It often takes my flatmates and I quite a while to decide on a film to watch. The conversation will normally start around dinner or at the pub as we desperately look to fill our evening. Original suggestions are usually ignored, much to the protestation of the film’s advocate, and serious ideas are replaced by mere word association.
Films are stumbled on chance as someone will blurt out an idea that they never really expected to gain traction. And so it was in the case of Road to Perdition and my desire to watch a serious movie for a change. A side note: when I said ‘serious’, I didn’t mean a boring drama with no talking. I was instead thinking more along the lines of Saving Private Ryan; a film not exactly renowned for its comic scenes.

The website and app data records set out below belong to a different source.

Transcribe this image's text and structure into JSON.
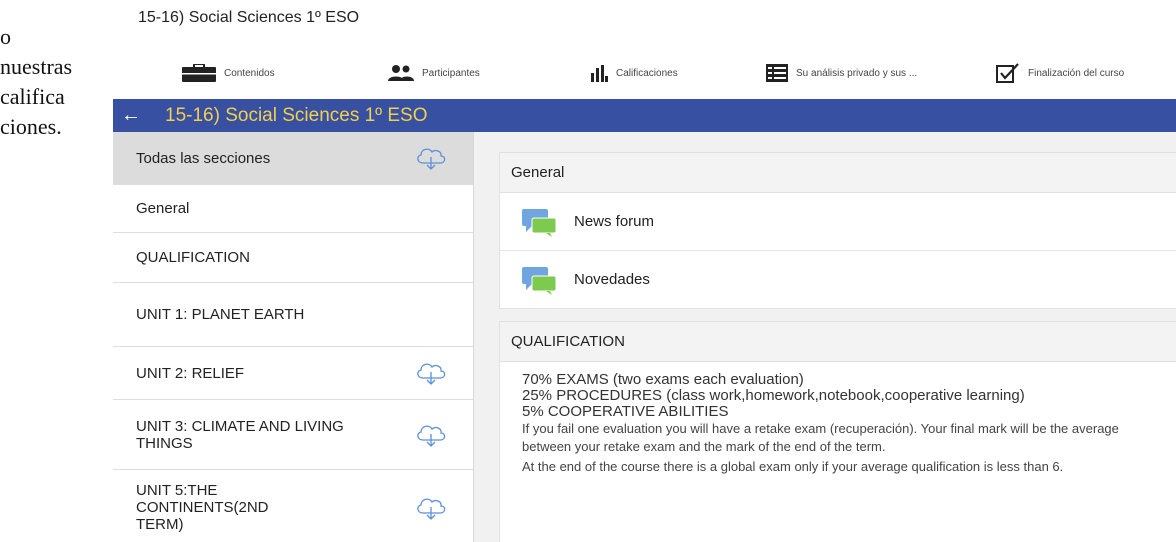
{
  "left_fragment": [
    "o",
    "nuestras",
    "califica",
    "ciones."
  ],
  "course": {
    "title": "15-16) Social Sciences 1º ESO"
  },
  "course_nav": {
    "items": [
      {
        "label": "Contenidos",
        "icon": "briefcase-icon"
      },
      {
        "label": "Participantes",
        "icon": "people-icon"
      },
      {
        "label": "Calificaciones",
        "icon": "bar-chart-icon"
      },
      {
        "label": "Su análisis privado y sus ...",
        "icon": "list-icon"
      },
      {
        "label": "Finalización del curso",
        "icon": "checkbox-icon"
      }
    ]
  },
  "app": {
    "title": "15-16) Social Sciences 1º ESO",
    "back_icon": "back-arrow-icon",
    "header_color": "#3850a2",
    "title_color": "#f2cf4d"
  },
  "sidebar": {
    "items": [
      {
        "label": "Todas las secciones",
        "download": true
      },
      {
        "label": "General",
        "download": false
      },
      {
        "label": "QUALIFICATION",
        "download": false
      },
      {
        "label": "UNIT 1: PLANET EARTH",
        "download": false
      },
      {
        "label": "UNIT 2: RELIEF",
        "download": true
      },
      {
        "label": "UNIT 3: CLIMATE AND LIVING THINGS",
        "download": true
      },
      {
        "label": "UNIT 5:THE CONTINENTS(2ND TERM)",
        "download": true
      }
    ]
  },
  "main": {
    "general": {
      "title": "General",
      "activities": [
        {
          "label": "News forum",
          "icon": "forum-icon"
        },
        {
          "label": "Novedades",
          "icon": "forum-icon"
        }
      ]
    },
    "qualification": {
      "title": "QUALIFICATION",
      "line1": "70% EXAMS (two exams each evaluation)",
      "line2": "25% PROCEDURES (class work,homework,notebook,cooperative learning)",
      "line3": "5% COOPERATIVE ABILITIES",
      "para1": "If you fail one evaluation you will have a retake exam (recuperación). Your final mark will be the average between your retake exam and the mark of the end of the term.",
      "para2": "At the end of the course there is a global exam only if your average qualification is less than 6."
    }
  }
}
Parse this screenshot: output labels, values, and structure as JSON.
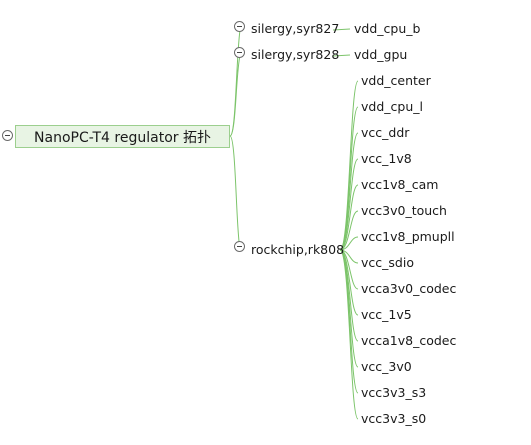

After the first 15 or so minutes of Road to Perdition, I was beginning to worry that we had chosen the former of these options. A dark colour palette, a host of men in suits, and a worrying amount of sultry Daniel Craig shots was hardly grabbing me in the same way a D-Day beach landing was going to.
Much to my relief, and surprise, things began to pick up however – suitably kicked into life by the murder of Tom Hanks’ family. Although the plot is far from revolutionary – man seeks revenge, man goes on run, man gains revenge – it is well executed with some excellent performances from Tom Hanks and Paul Newman. The addition of Jude Law as a hitman also adds a nice bit of spice to what could easily have become a rather straightforward manhunt.
Furthermore, the growing bond between father and son provides some much needed light to an otherwise rather depressing film that is largely focused on death. The budding relationship is epitomised by the light-hearted bank-robbing montage; an episode expertly highlighting the theme that underpins this film.
It is not perfect however, and some of the plot points seemed a little glossed over. Like why are an elderly couple so readily accepting of a man who had been shot? Why was it so easy for Tom Hanks to kill Daniel Craig? Coupled with a rather limp ending that crawls over the line, and the plot has moments where it seems to want to rush ahead rather than telling the story.
Explaining these flaws is seemingly less favoured than recurring shots of father and son driving across the bland mid-west. There are a lot of these. Like, a lot. After a while they begin to get rather repetitive, especially when contrasted with the beautiful one-shot scene that revolves around the car as they arrive in Chicago.
Thankfully, Road to Perdition is not lacking in action or intrigue, merely a slightly more snip-happy editor as it struggles to hold your attention with a few to many meandering scenes that lack the substance offered by much of the movie.
Image courtesy of Kodi Tanner (flickr)